:: What to produce ::
All records after this line are to be returned verbatim.

:: Stored entries ::
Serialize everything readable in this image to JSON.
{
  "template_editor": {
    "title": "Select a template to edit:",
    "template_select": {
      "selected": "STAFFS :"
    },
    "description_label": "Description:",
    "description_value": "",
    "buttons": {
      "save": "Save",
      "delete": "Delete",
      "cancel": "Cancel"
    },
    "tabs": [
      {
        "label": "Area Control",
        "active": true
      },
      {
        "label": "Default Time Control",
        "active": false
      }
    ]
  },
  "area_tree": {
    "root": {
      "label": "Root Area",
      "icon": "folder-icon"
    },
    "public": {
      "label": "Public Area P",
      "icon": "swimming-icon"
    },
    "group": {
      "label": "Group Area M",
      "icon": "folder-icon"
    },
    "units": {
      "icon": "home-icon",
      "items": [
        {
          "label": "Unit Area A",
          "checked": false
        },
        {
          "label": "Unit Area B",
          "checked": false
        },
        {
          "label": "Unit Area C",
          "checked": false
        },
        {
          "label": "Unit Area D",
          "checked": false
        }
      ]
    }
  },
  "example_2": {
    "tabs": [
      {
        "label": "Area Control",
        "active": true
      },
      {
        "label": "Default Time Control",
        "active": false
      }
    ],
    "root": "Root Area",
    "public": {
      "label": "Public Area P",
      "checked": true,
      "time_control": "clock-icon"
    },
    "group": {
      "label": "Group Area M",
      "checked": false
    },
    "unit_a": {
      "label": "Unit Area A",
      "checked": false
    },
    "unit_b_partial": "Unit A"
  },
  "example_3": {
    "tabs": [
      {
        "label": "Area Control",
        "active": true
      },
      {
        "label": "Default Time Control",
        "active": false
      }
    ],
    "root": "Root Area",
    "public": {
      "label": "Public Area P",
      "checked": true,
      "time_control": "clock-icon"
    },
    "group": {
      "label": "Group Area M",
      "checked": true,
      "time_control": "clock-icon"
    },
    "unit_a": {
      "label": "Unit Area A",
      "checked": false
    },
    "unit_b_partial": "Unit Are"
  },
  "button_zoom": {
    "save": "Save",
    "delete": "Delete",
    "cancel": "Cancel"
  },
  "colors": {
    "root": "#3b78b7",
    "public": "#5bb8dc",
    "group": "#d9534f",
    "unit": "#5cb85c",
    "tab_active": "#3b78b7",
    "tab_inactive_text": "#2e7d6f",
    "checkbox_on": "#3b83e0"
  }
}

:: Finished task ::
Serialize everything readable in this image to JSON.
{
  "template_editor": {
    "title": "Select a template to edit:",
    "template_select": {
      "selected": "STAFFS :"
    },
    "description_label": "Description:",
    "description_value": "",
    "buttons": {
      "save": "Save",
      "delete": "Delete",
      "cancel": "Cancel"
    },
    "tabs": [
      {
        "label": "Area Control",
        "active": true
      },
      {
        "label": "Default Time Control",
        "active": false
      }
    ]
  },
  "area_tree": {
    "root": {
      "label": "Root Area",
      "icon": "folder-icon"
    },
    "public": {
      "label": "Public Area P",
      "icon": "swimming-icon"
    },
    "group": {
      "label": "Group Area M",
      "icon": "folder-icon"
    },
    "units": {
      "icon": "home-icon",
      "items": [
        {
          "label": "Unit Area A",
          "checked": false
        },
        {
          "label": "Unit Area B",
          "checked": false
        },
        {
          "label": "Unit Area C",
          "checked": false
        },
        {
          "label": "Unit Area D",
          "checked": false
        }
      ]
    }
  },
  "example_2": {
    "tabs": [
      {
        "label": "Area Control",
        "active": true
      },
      {
        "label": "Default Time Control",
        "active": false
      }
    ],
    "root": "Root Area",
    "public": {
      "label": "Public Area P",
      "checked": true,
      "time_control": "clock-icon"
    },
    "group": {
      "label": "Group Area M",
      "checked": false
    },
    "unit_a": {
      "label": "Unit Area A",
      "checked": false
    },
    "unit_b_partial": "Unit A"
  },
  "example_3": {
    "tabs": [
      {
        "label": "Area Control",
        "active": true
      },
      {
        "label": "Default Time Control",
        "active": false
      }
    ],
    "root": "Root Area",
    "public": {
      "label": "Public Area P",
      "checked": true,
      "time_control": "clock-icon"
    },
    "group": {
      "label": "Group Area M",
      "checked": true,
      "time_control": "clock-icon"
    },
    "unit_a": {
      "label": "Unit Area A",
      "checked": false
    },
    "unit_b_partial": "Unit Are"
  },
  "button_zoom": {
    "save": "Save",
    "delete": "Delete",
    "cancel": "Cancel"
  },
  "colors": {
    "root": "#3b78b7",
    "public": "#5bb8dc",
    "group": "#d9534f",
    "unit": "#5cb85c",
    "tab_active": "#3b78b7",
    "tab_inactive_text": "#2e7d6f",
    "checkbox_on": "#3b83e0"
  }
}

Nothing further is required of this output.